  • Some of you has contacted many local businesses in your town and found willing businesses to donate, like 100 lollipops from a candy shop (when only 10 were asked for), dried fruit from a local grocery store, etc.
  • Some of you have invited the groups you are involved with to help, like a quilting guild in Chicago is donating quilts they have made together and many churches are involving the youth to help put boxes together.
  • Some of you have already shipped your boxes with meaningful things, needful things, and inspiring things, like someone sending their wife's painting that embodies hope.
  • Many of you have included your children in this opportunity to serve and have shared how generous your children have been, in giving away of their abundance. To you children, thank you.
  • Some of you have committed to sending a box although your own family's needs are lacking.  What a selfless act.  Thank you.

 

{photo in Ishinomaki found here.  amidst the chaos, children will still be children.}

While we continue to spread the word for people to send one box each to Japan, let me share with you the response from Sachiko, the school teacher in Ishinomaki, where all of these boxes are going.  When she found out last night how much the world was rallying around her, she said,

"...So many people even I don't know want to help us...  How I can pay you back?  Thank you soooo much for your kindness...  I can not find a words how much I can say [thank you!]. I will make sure these package will go to the people who will need it most...  ARIGATO-! (Which means "thank you" in Japanese)."

Sachiko is planning to take photos of the children in her school and of your packages as they come in.  I thought this would be so meaningful for the people around the world that have helped, to see exactly how it is helping.  So please check the blog frequently to see updates.

{photo in Ishinomaki found here}

The words of this hymn remind me of what so many of you have done.  You've saving the lives and lifting spirits.

 

Have I Done Any Good?

1. Have I done any good in the world today? Have I helped anyone in need? Have I cheered up the sad and made someone feel glad? If not, I have failed indeed. Has anyone’s burden been lighter today Because I was willing to share? Have the sick and the weary been helped on their way? When they needed my help was I there?

[Chorus] Then wake up and do something more Than dream of your mansion above. Doing good is a pleasure, a joy beyond measure, A blessing of duty and love.

2. There are chances for work all around just now, Opportunities right in our way. Do not let them pass by, saying, “Sometime I’ll try,” But go and do something today. ’Tis noble of man to work and to give; Love’s labor has merit alone. Only he who does something helps others to live. To God each good work will be known.

Text and music: Will L. Thompson, 1847–1909, alt.

 

Yes, you have done good in the world.

 

Thank you all for lightening burdens, sharing your bounty, and doing something.  Please check back for more updates.  What an incredible feeling to be linked to each other around the world by giving.  I tear up every time I think of the Buddhist monk (Sachiko's father) when the boxes start arriving by the truck loads!

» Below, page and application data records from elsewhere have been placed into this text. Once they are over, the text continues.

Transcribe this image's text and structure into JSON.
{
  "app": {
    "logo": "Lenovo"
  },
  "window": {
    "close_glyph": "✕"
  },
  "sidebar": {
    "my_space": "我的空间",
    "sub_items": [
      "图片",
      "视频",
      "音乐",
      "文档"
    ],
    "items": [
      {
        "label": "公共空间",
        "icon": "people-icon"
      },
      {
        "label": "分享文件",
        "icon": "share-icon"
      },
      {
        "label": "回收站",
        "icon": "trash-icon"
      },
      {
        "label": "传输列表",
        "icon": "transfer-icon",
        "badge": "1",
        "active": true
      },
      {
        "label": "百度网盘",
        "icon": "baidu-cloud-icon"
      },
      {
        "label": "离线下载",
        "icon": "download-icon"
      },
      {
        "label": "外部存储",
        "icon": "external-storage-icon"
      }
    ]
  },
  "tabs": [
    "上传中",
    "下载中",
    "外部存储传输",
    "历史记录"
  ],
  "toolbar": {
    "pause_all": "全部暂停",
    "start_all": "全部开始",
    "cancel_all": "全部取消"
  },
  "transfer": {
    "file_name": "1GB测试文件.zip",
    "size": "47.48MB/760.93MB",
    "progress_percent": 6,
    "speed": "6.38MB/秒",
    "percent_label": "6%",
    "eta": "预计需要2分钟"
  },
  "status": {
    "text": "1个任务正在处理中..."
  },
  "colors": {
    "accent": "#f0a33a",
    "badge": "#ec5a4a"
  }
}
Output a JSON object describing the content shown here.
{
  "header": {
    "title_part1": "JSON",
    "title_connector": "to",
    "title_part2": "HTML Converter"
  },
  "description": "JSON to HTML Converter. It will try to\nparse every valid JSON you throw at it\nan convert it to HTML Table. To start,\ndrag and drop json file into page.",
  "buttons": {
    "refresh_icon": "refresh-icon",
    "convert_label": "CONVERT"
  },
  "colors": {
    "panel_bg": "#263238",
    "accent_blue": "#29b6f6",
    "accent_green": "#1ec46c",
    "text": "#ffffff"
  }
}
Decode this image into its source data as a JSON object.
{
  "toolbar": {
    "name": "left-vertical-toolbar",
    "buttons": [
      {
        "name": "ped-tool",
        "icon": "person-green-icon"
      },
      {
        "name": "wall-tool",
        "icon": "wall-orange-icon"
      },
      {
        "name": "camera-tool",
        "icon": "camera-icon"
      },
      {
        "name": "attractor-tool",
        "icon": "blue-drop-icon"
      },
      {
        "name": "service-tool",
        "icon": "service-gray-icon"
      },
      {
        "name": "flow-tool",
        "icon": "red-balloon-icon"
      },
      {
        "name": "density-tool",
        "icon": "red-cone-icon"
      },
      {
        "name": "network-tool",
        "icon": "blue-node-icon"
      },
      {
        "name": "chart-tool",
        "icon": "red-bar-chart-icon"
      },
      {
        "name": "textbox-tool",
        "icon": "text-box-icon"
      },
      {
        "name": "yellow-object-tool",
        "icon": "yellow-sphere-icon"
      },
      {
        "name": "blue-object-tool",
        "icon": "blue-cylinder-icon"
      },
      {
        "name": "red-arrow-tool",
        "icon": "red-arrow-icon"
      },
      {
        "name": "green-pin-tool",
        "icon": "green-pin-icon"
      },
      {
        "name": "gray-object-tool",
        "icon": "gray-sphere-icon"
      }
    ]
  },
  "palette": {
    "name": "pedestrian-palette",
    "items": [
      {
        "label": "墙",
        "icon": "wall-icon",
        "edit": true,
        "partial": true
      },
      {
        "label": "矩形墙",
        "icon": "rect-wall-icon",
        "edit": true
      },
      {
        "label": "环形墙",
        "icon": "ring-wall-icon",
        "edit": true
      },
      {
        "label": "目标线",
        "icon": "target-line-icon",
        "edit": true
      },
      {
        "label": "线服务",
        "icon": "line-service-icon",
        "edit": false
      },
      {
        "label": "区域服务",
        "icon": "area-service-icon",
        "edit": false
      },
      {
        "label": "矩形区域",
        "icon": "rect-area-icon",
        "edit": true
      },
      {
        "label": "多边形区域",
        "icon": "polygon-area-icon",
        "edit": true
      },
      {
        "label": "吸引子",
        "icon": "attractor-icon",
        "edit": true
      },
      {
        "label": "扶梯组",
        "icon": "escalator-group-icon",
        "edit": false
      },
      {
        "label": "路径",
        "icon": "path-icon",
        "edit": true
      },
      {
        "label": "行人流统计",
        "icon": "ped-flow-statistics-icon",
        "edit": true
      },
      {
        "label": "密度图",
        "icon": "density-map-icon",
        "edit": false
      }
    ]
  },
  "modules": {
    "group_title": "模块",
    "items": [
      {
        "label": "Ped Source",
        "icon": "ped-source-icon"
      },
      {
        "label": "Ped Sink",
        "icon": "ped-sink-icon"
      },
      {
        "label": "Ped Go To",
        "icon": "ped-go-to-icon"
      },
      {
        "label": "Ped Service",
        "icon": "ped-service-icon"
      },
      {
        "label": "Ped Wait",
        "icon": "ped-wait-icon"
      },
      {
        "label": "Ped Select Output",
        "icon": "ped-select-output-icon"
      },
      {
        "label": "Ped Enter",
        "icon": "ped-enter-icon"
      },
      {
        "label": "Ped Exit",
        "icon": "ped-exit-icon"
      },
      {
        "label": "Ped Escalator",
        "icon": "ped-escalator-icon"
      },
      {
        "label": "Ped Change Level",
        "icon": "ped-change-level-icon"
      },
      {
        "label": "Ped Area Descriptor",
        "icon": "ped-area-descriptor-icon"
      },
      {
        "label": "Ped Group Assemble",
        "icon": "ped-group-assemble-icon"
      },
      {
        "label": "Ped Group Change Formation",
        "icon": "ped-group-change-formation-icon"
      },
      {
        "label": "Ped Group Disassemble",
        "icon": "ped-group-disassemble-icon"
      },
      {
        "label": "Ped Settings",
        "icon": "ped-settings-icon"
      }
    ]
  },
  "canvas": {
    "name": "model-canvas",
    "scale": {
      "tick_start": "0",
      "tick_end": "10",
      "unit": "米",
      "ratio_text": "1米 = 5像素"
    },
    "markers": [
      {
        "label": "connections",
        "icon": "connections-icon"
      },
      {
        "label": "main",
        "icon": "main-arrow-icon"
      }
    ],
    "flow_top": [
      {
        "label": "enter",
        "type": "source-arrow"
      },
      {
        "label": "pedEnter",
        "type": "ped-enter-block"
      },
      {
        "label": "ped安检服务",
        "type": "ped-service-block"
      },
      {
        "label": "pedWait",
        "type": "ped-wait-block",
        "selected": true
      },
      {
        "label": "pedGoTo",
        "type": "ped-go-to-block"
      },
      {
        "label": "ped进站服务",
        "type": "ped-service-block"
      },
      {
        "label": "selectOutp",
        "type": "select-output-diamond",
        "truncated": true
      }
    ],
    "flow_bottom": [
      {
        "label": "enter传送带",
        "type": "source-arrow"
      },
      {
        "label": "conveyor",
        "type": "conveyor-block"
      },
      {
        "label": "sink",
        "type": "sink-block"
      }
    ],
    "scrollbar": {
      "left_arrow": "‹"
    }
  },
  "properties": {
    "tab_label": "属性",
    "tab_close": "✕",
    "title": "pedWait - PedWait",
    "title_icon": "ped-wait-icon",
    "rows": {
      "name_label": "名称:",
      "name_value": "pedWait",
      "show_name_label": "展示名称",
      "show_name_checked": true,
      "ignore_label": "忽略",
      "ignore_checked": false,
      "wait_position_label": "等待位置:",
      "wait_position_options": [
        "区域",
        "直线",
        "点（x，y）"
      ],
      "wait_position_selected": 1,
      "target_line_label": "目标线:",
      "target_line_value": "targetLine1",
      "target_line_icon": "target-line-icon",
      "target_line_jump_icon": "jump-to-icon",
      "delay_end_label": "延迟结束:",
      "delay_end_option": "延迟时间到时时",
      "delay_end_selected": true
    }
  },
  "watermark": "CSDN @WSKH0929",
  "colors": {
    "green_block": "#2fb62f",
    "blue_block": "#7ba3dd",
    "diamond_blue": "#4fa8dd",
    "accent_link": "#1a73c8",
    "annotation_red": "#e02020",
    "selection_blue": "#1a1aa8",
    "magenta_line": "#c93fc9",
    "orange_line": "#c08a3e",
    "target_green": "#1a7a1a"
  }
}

Lets keep spreading the word.

There is an entire town and school we are  privileged to help!

 

the sleepy time gal